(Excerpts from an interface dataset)
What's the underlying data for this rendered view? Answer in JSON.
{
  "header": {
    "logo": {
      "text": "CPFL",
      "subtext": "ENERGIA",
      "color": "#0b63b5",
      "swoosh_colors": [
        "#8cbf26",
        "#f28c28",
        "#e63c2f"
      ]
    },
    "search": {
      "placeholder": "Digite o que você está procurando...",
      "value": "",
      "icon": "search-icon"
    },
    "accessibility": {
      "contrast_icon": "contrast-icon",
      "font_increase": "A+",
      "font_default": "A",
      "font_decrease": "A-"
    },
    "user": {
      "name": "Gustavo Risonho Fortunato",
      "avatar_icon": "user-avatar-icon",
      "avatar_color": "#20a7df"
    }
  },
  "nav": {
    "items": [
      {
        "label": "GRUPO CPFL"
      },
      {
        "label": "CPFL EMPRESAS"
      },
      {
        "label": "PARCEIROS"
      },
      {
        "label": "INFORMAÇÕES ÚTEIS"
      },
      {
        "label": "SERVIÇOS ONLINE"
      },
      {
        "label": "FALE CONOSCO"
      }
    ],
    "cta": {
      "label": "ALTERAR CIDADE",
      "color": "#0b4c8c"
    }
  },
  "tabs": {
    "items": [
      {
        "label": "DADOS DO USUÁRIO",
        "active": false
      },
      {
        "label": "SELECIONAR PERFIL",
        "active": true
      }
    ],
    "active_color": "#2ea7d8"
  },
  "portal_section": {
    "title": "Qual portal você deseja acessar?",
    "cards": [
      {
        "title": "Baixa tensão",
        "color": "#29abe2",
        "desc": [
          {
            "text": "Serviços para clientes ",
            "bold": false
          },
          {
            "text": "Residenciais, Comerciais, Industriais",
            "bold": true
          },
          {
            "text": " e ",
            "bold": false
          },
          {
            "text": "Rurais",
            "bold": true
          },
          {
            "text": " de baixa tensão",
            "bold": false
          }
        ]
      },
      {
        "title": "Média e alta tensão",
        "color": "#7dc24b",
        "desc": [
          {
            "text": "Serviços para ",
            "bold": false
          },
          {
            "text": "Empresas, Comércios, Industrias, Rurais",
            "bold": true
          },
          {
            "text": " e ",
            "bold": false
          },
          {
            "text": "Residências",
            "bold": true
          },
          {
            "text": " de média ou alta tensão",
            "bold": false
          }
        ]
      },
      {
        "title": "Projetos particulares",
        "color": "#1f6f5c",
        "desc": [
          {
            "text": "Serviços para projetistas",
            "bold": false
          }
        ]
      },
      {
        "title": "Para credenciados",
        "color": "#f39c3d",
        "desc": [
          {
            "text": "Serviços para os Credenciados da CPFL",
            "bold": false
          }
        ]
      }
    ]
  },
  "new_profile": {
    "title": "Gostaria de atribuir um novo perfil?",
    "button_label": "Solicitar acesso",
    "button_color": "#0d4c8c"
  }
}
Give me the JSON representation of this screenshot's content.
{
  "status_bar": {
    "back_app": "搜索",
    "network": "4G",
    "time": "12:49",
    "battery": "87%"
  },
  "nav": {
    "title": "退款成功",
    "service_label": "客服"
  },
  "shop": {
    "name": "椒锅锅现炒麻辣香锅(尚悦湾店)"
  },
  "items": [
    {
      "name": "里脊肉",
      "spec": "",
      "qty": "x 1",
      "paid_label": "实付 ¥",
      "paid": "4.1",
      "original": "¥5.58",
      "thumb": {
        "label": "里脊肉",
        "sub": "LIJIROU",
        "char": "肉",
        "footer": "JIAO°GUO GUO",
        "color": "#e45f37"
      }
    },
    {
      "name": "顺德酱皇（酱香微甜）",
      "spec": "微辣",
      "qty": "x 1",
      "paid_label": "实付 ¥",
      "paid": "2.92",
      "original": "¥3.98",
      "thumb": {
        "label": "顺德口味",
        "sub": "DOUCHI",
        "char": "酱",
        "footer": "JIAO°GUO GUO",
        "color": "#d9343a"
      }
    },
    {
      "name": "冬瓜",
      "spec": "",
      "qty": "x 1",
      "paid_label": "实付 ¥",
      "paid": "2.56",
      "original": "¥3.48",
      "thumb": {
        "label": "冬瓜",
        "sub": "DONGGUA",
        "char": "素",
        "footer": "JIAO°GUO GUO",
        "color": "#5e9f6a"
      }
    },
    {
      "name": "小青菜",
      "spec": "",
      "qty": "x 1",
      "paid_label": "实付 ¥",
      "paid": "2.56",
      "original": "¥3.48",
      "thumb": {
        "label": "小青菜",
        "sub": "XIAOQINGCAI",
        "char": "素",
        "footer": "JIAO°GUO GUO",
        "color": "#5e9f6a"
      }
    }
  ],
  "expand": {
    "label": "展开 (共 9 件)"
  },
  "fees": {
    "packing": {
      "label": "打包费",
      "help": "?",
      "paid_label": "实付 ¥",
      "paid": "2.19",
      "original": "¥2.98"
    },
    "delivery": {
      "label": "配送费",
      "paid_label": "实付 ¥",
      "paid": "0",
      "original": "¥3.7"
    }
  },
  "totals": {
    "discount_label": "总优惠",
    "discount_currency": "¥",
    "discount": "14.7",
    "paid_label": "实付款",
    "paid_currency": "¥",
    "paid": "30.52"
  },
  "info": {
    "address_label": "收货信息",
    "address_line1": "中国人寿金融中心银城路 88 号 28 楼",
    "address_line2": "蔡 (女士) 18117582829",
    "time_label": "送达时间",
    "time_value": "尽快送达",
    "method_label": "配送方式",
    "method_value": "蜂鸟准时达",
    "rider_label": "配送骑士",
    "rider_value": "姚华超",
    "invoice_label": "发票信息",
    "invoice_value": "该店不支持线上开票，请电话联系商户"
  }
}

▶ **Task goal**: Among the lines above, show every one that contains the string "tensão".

▶ **Written answer**:
        "title": "Baixa tensão",
            "text": " de baixa tensão",
        "title": "Média e alta tensão",
            "text": " de média ou alta tensão",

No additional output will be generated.